Happy subtraction to all!  Gotta run, err continue to walk post-baby for a while!

Monday, March 24, 2014

Mentor Monday: Memoirs and Motherhood!

Thanks to a friend of mine, Krista at Teaching Momster, I am back on the blogging bandwagon and couldn't be more excited!  For one reason, I will be home for the next few months on maternity leave and for another, I have lots of ideas I've been wanting to share and discuss!

I am joining up with the Mentor Monday Linky highlighting books that focus on the teaching of memoirs.  Krista is actually guest hosting it this week from Emily's blog, and I love the organizer she created to get started with memoirs.  I think the best way to get started with a memoir is to use mentor texts and to model it through your own writing.  Actually, I believe this is the best way to get started with any unit: mentor texts and modeling.

What picture would I use for my small moment right now?  Well, this one of course!  Our baby will be 3 weeks old tomorrow.  I can already think of many different moments to write about.  And memoirs were a perfect topic for me to brag and share about our absolutely perfect little guy!

Okay, back to the classroom application.  My go-to texts for memoirs is always Patricia Polacco - and maybe to a fault - but I just love her style of writing and the messages in her stories.  I love how she depicts a moment so vividly and can pull a reader into her life so quickly.  I think Polacco is best used for the older grade levels since the text complexity is a bit higher.  With so many picture books, she has many options to choose from, too, which is why I like to have a collection in the room that students can read independently if they choose.

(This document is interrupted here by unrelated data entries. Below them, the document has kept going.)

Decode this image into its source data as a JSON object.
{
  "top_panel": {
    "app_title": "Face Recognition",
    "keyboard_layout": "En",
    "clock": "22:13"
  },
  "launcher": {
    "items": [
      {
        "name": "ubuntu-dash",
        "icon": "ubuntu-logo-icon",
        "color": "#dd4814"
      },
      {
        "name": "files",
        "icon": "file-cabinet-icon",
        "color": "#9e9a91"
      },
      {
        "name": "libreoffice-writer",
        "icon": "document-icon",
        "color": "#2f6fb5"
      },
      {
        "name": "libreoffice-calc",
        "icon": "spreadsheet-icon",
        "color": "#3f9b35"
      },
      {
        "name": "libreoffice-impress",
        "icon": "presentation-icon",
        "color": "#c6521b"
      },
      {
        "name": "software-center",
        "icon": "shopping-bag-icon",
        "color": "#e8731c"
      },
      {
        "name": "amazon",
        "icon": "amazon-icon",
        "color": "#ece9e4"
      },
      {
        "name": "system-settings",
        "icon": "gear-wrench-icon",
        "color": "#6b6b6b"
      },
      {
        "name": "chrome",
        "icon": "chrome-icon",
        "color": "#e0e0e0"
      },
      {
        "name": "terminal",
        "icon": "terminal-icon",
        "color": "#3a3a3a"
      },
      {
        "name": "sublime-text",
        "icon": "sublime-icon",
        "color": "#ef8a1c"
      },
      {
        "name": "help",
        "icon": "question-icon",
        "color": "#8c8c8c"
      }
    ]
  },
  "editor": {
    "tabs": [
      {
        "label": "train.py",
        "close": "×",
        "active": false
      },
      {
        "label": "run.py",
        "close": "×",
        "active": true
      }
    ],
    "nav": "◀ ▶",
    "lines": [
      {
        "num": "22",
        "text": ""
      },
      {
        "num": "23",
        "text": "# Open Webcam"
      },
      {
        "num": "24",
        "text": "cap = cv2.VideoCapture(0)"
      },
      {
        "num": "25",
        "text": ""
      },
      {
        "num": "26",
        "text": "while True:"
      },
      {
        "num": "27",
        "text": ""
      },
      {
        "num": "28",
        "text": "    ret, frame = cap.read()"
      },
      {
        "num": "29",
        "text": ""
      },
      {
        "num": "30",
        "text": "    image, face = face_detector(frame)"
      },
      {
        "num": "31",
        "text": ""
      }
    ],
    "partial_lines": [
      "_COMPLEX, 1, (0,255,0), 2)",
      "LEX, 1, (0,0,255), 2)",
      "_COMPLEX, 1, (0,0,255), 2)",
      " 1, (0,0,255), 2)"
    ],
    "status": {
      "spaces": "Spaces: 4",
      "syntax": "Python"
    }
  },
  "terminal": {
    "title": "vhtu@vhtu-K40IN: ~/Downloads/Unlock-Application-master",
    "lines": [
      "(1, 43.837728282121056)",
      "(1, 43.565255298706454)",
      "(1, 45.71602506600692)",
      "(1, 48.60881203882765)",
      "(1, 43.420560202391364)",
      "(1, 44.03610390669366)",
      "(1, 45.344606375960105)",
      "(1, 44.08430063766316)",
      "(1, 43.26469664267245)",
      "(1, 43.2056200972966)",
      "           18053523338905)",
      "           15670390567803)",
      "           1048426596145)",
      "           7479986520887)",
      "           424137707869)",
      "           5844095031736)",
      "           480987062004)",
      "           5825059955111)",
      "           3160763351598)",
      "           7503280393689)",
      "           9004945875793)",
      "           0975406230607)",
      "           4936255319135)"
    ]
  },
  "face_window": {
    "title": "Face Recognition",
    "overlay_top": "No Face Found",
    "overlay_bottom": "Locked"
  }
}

Two of my favorites are My Rotten Redheaded Older Brother and The Junkyard Wonders.  I like these because one is about family and siblings which a lot of students can relate.  The Junkyard Wonders is an amazing story about a group of "special" students or misfits, who realize they are truly genius-level thinkers and creators.

One Big Teaching Tip for Successful Memoirs by your Students:
- Give them many opportunities to discover their topic.  The topic(s) they choose to write about needs to be memorable, special, important, or hit home.  They need to be passionate about it and want to write about it.  Students will spend a lot of writing time with this moment, so don't force something for the sake of time.  Give them several mini lessons with mentor texts depicting various moments to spark their own memories and find something they just can't wait to talk about, write about, revise, and share.

Gotta run, well actually walk right now, but soon enough!  The baby and I are going to head out for a walk despite the 40 degree temps here in Indy!  At least it's sunny.